Dataset extract>
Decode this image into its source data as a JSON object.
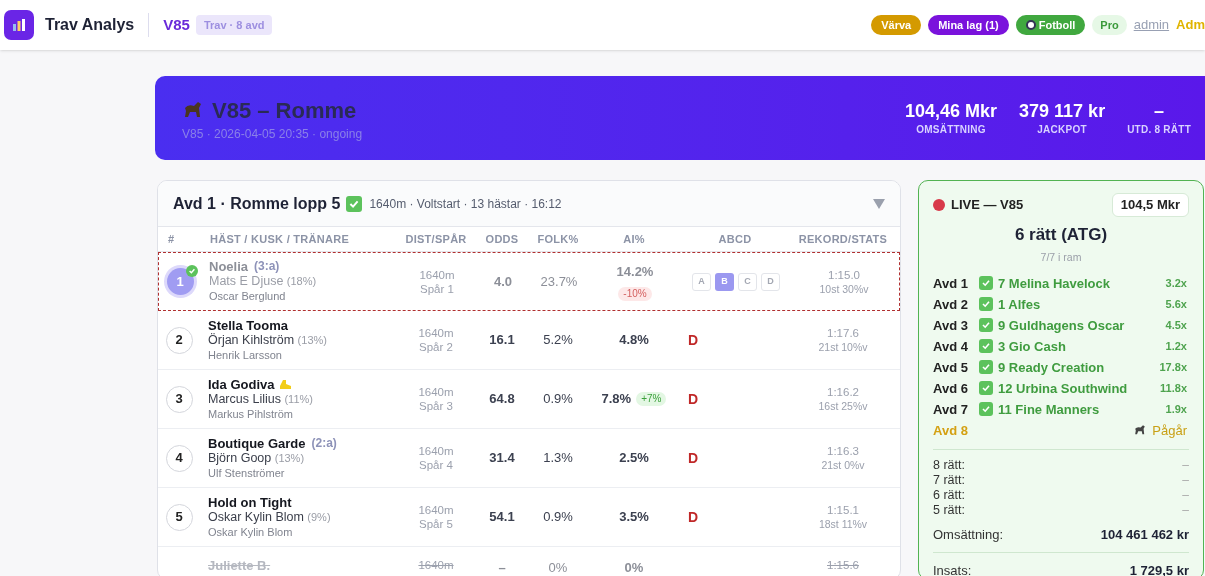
{
  "app": {
    "title": "Trav Analys",
    "game": "V85",
    "game_tag": "Trav · 8 avd"
  },
  "nav": [
    {
      "kind": "pill",
      "label": "Värva",
      "color": "#d49a00"
    },
    {
      "kind": "pill",
      "label": "Mina lag (1)",
      "color": "#7a12dc"
    },
    {
      "kind": "pill",
      "label": "Fotboll",
      "color": "#40a83f",
      "icon": true
    },
    {
      "kind": "soft",
      "label": "Pro"
    },
    {
      "kind": "link",
      "label": "admin"
    },
    {
      "kind": "warn",
      "label": "Adm"
    }
  ],
  "hero": {
    "title": "V85 – Romme",
    "subtitle": "V85 · 2026-04-05 20:35 · ongoing",
    "stats": [
      {
        "value": "104,46 Mkr",
        "label": "OMSÄTTNING"
      },
      {
        "value": "379 117 kr",
        "label": "JACKPOT"
      },
      {
        "value": "–",
        "label": "UTD. 8 RÄTT"
      }
    ]
  },
  "race": {
    "title": "Avd 1 · Romme lopp 5",
    "done": true,
    "meta": "1640m · Voltstart · 13 hästar · 16:12",
    "expanded": true,
    "columns": [
      "#",
      "HÄST / KUSK / TRÄNARE",
      "DIST/SPÅR",
      "ODDS",
      "FOLK%",
      "AI%",
      "ABCD",
      "REKORD/STATS"
    ],
    "rows": [
      {
        "number": "1",
        "name": "Noelia",
        "age": "(3:a)",
        "driver": "Mats E Djuse",
        "driver_pct": "(18%)",
        "trainer": "Oscar Berglund",
        "dist": "1640m",
        "track": "Spår 1",
        "odds": "4.0",
        "folk": "23.7%",
        "ai": "14.2%",
        "ai_change": {
          "text": "-10%",
          "up": false
        },
        "abcd": {
          "kind": "buttons",
          "options": [
            {
              "label": "A",
              "selected": false
            },
            {
              "label": "B",
              "selected": true
            },
            {
              "label": "C",
              "selected": false
            },
            {
              "label": "D",
              "selected": false
            }
          ]
        },
        "record": "1:15.0",
        "stats": "10st 30%v",
        "selected": true,
        "winner": true,
        "scratched": false,
        "flag": false
      },
      {
        "number": "2",
        "name": "Stella Tooma",
        "driver": "Örjan Kihlström",
        "driver_pct": "(13%)",
        "trainer": "Henrik Larsson",
        "dist": "1640m",
        "track": "Spår 2",
        "odds": "16.1",
        "folk": "5.2%",
        "ai": "4.8%",
        "abcd": {
          "kind": "letter",
          "label": "D"
        },
        "record": "1:17.6",
        "stats": "21st 10%v",
        "selected": false,
        "winner": false,
        "scratched": false,
        "flag": false
      },
      {
        "number": "3",
        "name": "Ida Godiva",
        "driver": "Marcus Lilius",
        "driver_pct": "(11%)",
        "trainer": "Markus Pihlström",
        "dist": "1640m",
        "track": "Spår 3",
        "odds": "64.8",
        "folk": "0.9%",
        "ai": "7.8%",
        "ai_change": {
          "text": "+7%",
          "up": true
        },
        "abcd": {
          "kind": "letter",
          "label": "D"
        },
        "record": "1:16.2",
        "stats": "16st 25%v",
        "selected": false,
        "winner": false,
        "scratched": false,
        "flag": true
      },
      {
        "number": "4",
        "name": "Boutique Garde",
        "age": "(2:a)",
        "driver": "Björn Goop",
        "driver_pct": "(13%)",
        "trainer": "Ulf Stenströmer",
        "dist": "1640m",
        "track": "Spår 4",
        "odds": "31.4",
        "folk": "1.3%",
        "ai": "2.5%",
        "abcd": {
          "kind": "letter",
          "label": "D"
        },
        "record": "1:16.3",
        "stats": "21st 0%v",
        "selected": false,
        "winner": false,
        "scratched": false,
        "flag": false
      },
      {
        "number": "5",
        "name": "Hold on Tight",
        "driver": "Oskar Kylin Blom",
        "driver_pct": "(9%)",
        "trainer": "Oskar Kylin Blom",
        "dist": "1640m",
        "track": "Spår 5",
        "odds": "54.1",
        "folk": "0.9%",
        "ai": "3.5%",
        "abcd": {
          "kind": "letter",
          "label": "D"
        },
        "record": "1:15.1",
        "stats": "18st 11%v",
        "selected": false,
        "winner": false,
        "scratched": false,
        "flag": false
      },
      {
        "name": "Juliette B.",
        "dist": "1640m",
        "odds": "–",
        "folk": "0%",
        "ai": "0%",
        "record": "1:15.6",
        "selected": false,
        "winner": false,
        "scratched": true,
        "flag": false
      }
    ]
  },
  "live": {
    "title": "LIVE — V85",
    "amount": "104,5 Mkr",
    "result": "6 rätt (ATG)",
    "sub": "7/7 i ram",
    "legs": [
      {
        "label": "Avd 1",
        "done": true,
        "horse": "7 Melina Havelock",
        "odds": "3.2x"
      },
      {
        "label": "Avd 2",
        "done": true,
        "horse": "1 Alfes",
        "odds": "5.6x"
      },
      {
        "label": "Avd 3",
        "done": true,
        "horse": "9 Guldhagens Oscar",
        "odds": "4.5x"
      },
      {
        "label": "Avd 4",
        "done": true,
        "horse": "3 Gio Cash",
        "odds": "1.2x"
      },
      {
        "label": "Avd 5",
        "done": true,
        "horse": "9 Ready Creation",
        "odds": "17.8x"
      },
      {
        "label": "Avd 6",
        "done": true,
        "horse": "12 Urbina Southwind",
        "odds": "11.8x"
      },
      {
        "label": "Avd 7",
        "done": true,
        "horse": "11 Fine Manners",
        "odds": "1.9x"
      },
      {
        "label": "Avd 8",
        "done": false,
        "state_text": "Pågår"
      }
    ],
    "payouts": [
      {
        "label": "8 rätt:",
        "value": "–"
      },
      {
        "label": "7 rätt:",
        "value": "–"
      },
      {
        "label": "6 rätt:",
        "value": "–"
      },
      {
        "label": "5 rätt:",
        "value": "–"
      }
    ],
    "turnover": {
      "label": "Omsättning:",
      "value": "104 461 462 kr"
    },
    "stake": {
      "label": "Insats:",
      "value": "1 729,5 kr"
    }
  }
}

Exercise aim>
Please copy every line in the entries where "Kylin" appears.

Written solution>
        "driver": "Oskar Kylin Blom",
        "trainer": "Oskar Kylin Blom",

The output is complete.